That is a lot of shame to internalize just for having been born with a vagina. A projected shame, not our own. So I constantly was undoing in myself what was being projected onto me by the culture, and even by the people I loved. As a tomboy, I was always proving that I could be both; both protecting my girl-ness and doing what it took to fit in and be taken seriously, which ironically meant having to subdue my femaleness at times and act like a boy. But I knew early on that I could not and would not accept that blatant disparity and discrimination for the part of me that was feminine; that was my birthright – and that I would find ways to live in a female bashing society, while not selling myself out. It’s an ongoing feat.
As I got older I learned that there was a “feminine” aspect that was accepted and “valued” in our culture after all – and it had to do with prettiness and sexualization. That version of feminine was acceptable; this is where we knew our place, or rather were put in our place. The irony there is that even that idea was projected onto me. It was an over-exaggerated distortion of femininity (a perversion) as defined by someone else (not women, though they would buy into it). It wasn’t MY own sexuality or my natural appearance that would be valued, it was the gluttonously egoic patriarchal one, which included dictatorial control of everything from how a woman should look, to the noises she should make when she cums.

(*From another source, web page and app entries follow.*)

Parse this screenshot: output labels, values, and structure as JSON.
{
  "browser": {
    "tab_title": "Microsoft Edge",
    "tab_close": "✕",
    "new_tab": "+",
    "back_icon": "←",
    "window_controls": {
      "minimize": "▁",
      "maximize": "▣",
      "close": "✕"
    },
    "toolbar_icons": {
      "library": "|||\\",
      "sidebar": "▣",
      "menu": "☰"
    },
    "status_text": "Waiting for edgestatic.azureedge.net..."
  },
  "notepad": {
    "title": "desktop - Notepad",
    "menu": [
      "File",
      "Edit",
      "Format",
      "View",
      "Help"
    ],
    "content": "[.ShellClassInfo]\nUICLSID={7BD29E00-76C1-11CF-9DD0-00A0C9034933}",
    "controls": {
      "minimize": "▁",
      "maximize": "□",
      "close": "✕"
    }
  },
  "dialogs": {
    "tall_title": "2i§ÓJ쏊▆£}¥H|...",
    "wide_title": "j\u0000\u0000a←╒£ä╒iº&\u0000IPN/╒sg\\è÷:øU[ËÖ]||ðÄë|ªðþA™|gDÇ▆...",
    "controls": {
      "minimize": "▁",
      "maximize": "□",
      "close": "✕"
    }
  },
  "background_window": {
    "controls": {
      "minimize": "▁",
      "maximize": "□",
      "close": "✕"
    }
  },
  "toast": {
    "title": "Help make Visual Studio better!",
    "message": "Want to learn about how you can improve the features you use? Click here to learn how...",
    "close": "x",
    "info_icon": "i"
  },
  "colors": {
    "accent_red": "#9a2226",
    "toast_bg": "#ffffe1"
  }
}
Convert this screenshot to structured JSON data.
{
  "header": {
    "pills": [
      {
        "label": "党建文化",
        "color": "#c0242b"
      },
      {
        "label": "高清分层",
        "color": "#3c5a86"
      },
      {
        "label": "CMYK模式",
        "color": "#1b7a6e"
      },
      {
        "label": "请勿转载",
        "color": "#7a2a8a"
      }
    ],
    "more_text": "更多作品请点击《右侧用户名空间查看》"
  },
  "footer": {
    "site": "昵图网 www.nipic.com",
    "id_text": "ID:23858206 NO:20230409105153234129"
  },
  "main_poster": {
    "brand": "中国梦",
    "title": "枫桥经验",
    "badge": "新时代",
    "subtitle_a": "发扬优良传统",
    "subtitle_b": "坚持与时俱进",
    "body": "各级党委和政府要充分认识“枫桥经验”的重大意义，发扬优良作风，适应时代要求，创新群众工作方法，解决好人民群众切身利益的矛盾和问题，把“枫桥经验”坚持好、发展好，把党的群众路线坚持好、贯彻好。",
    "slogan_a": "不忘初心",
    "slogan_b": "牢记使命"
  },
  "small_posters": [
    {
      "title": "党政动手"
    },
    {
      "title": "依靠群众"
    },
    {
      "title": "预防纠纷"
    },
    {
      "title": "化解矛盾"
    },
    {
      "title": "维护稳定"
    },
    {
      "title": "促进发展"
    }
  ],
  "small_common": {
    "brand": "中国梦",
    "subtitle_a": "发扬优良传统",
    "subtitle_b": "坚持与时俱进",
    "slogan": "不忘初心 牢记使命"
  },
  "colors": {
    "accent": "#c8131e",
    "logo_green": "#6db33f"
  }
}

Pornography and objectification replaced authenticity – in one of the most organic, natural and intimate parts of our lives – and another perpetual battle would render many casualties in the war between the genders, ironically in an area where once a natural and pleasurable union (literally) was formed. Now people – adults, scramble to play in the game; where they have become the dehumanized pawns, the interchangeable game pieces, having lost any sense of what it means to be a man or a woman, lest a human being who values all the healthy aspects of both.

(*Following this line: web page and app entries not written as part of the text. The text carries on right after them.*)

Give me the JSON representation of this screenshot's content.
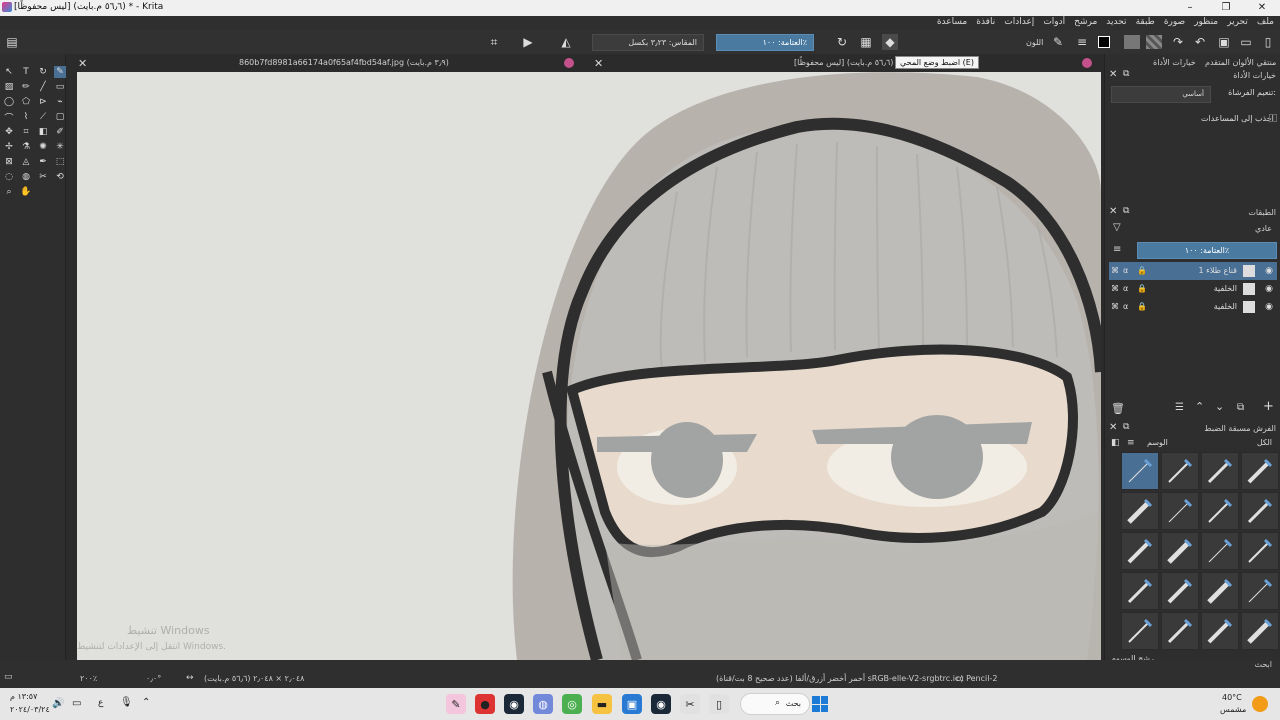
{
  "window": {
    "title": "[ليس محفوظًا] (٥٦٫٦ م.بايت) * - Krita"
  },
  "menu": [
    "ملف",
    "تحرير",
    "منظور",
    "صورة",
    "طبقة",
    "تحديد",
    "مرشح",
    "أدوات",
    "إعدادات",
    "نافذة",
    "مساعدة"
  ],
  "toolbar": {
    "color_label": "اللون",
    "opacity_field": "العتامة: ١٠٠٪",
    "size_field": "المقاس: ٣٫٢٣ بكسل",
    "tooltip": "اضبط وضع المحي (E)"
  },
  "tabs": [
    {
      "label": "860b7fd8981a66174a0f65af4fbd54af.jpg (٣٫٩ م.بايت)"
    },
    {
      "label": "[ليس محفوظًا] (٥٦٫٦ م.بايت) *"
    }
  ],
  "dock": {
    "tab_tool_options": "خيارات الأداة",
    "tab_color_selector": "منتقي الألوان المتقدم",
    "tool_options_title": "خيارات الأداة",
    "smoothing_label": "تنعيم الفرشاة:",
    "smoothing_value": "أساسي",
    "snap_label": "اجذب إلى المساعدات",
    "layers_title": "الطبقات",
    "blend_mode": "عادي",
    "layer_opacity": "العتامة: ١٠٠٪",
    "layers": [
      {
        "name": "قناع طلاء 1",
        "selected": true
      },
      {
        "name": "الخلفية",
        "selected": false
      },
      {
        "name": "الخلفية",
        "selected": false
      }
    ],
    "presets_title": "الفرش مسبقة الضبط",
    "tag_label": "الوسم",
    "all_label": "الكل",
    "filter_label": "رشح الوسوم",
    "search_label": "ابحث"
  },
  "status": {
    "brush": "c) Pencil-2",
    "color_profile": "أحمر أخضر أزرق/ألفا (عدد صحيح 8 بت/قناة)  sRGB-elle-V2-srgbtrc.icc",
    "dimensions": "٢٫٠٤٨ × ٢٫٠٤٨ (٥٦٫٦ م.بايت)",
    "rotation": "٠٫٠°",
    "zoom": "٢٠٠٪"
  },
  "watermark": {
    "line1": "تنشيط Windows",
    "line2": "انتقل إلى الإعدادات لتنشيط Windows."
  },
  "taskbar": {
    "search_label": "بحث",
    "time": "١٣:٥٧ م",
    "date": "٢٠٢٤/٠٣/٢٤",
    "weather_temp": "40°C",
    "weather_text": "مشمس"
  }
}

And this aspect of femininity – the sexual/beauty aspect, would also be the primary thing used against woman (even CEOs and senators, authors and activists) wherever all other progress was made – where the so-called reward is a backlash punishment of objectification, ridicule, diminishment, and lack of intimacy in personal relationships from male counterparts who are conditioned to be caught up in the image of a woman (to the point of addiction), more than the heart and mind of her.
Going back to the original article that spawned this writing, I agree that the opposite of manhood isn’t womanhood, it is boyhood – and that manhood and womanhood both require a maturity, a conscious growing up and showing up in our fullness….all those things Hugo mentions or implies – integrity, commitment, responsibility, etc. It’s not about doing it better or even different than the other gender, but doing it better than we previously did, or than those who came before us. Evolution is not about further distinguishing ourselves from one another because of some negative and harmful association we have with the other gender, it’s about outgrowing the conditioning that caused the association- the unnatural divide, and celebrating and embracing the healthy versions of both – in ourselves and one another.
Photo—Couple arguing from Shutterstock